* Exercise aim:
Look through the data below, and copy each line that carries the word "from".

■ ■ ■

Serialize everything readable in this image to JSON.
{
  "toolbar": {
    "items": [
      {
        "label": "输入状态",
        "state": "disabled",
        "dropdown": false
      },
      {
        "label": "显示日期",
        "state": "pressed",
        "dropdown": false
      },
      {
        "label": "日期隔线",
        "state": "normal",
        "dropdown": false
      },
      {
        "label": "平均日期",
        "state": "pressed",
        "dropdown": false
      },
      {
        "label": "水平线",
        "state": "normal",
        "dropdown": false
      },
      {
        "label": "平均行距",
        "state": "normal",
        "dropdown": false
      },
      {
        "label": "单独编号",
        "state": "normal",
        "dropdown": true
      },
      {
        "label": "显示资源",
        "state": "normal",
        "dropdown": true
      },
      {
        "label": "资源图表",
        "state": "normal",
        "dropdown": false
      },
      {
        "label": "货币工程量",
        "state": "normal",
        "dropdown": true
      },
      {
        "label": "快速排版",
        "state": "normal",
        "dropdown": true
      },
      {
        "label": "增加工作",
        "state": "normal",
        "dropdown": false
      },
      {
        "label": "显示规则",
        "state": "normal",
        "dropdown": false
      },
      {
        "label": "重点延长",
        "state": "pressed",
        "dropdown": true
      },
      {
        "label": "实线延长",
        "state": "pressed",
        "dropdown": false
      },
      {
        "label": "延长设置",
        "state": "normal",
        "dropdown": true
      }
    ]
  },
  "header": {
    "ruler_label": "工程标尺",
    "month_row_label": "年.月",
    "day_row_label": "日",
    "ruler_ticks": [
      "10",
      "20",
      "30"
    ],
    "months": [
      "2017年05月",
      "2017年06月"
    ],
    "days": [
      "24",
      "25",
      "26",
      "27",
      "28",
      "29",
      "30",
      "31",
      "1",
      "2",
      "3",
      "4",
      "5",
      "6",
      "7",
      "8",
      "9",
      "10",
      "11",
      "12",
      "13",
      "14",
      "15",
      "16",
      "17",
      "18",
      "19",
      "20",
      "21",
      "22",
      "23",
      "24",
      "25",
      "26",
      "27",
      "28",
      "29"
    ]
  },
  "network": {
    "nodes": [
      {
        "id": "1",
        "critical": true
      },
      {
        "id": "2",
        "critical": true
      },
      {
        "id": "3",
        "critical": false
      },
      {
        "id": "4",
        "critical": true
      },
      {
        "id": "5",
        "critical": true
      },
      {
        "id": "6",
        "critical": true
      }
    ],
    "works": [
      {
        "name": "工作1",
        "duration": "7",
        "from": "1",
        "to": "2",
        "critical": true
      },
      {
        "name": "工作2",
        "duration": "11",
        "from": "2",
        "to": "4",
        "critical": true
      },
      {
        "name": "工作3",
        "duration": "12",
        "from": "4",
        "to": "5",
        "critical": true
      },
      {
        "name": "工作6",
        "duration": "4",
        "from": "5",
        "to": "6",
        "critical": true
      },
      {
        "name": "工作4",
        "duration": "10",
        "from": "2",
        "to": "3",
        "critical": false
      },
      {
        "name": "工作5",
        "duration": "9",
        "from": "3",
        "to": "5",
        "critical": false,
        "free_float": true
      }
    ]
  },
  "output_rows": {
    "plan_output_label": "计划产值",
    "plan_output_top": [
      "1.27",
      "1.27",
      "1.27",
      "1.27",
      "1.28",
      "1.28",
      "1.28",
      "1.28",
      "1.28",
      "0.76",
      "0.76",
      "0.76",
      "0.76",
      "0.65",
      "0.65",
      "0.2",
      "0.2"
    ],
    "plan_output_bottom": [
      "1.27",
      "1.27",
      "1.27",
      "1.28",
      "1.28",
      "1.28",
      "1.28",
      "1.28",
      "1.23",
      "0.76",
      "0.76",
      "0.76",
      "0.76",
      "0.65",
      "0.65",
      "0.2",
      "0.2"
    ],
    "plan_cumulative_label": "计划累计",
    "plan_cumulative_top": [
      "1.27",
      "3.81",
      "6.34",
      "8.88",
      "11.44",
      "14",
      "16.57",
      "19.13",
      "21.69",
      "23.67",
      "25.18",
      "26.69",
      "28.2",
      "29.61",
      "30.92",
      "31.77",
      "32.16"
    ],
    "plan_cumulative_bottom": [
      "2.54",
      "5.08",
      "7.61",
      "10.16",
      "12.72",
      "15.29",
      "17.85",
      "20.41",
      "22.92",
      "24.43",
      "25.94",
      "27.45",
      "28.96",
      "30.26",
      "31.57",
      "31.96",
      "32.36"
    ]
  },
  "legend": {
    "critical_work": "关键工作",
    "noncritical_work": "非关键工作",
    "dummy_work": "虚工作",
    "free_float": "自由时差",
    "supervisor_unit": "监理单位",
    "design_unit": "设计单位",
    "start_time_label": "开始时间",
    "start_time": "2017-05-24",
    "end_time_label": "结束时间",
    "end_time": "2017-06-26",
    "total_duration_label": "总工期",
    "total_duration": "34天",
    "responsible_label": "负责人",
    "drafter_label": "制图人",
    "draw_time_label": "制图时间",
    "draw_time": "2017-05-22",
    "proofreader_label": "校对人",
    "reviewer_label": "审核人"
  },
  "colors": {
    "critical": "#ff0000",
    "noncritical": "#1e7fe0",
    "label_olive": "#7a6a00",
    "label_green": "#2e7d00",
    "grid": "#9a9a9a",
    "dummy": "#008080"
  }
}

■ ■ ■

* Response box:
        "from": "1",
        "from": "2",
        "from": "4",
        "from": "5",
        "from": "2",
        "from": "3",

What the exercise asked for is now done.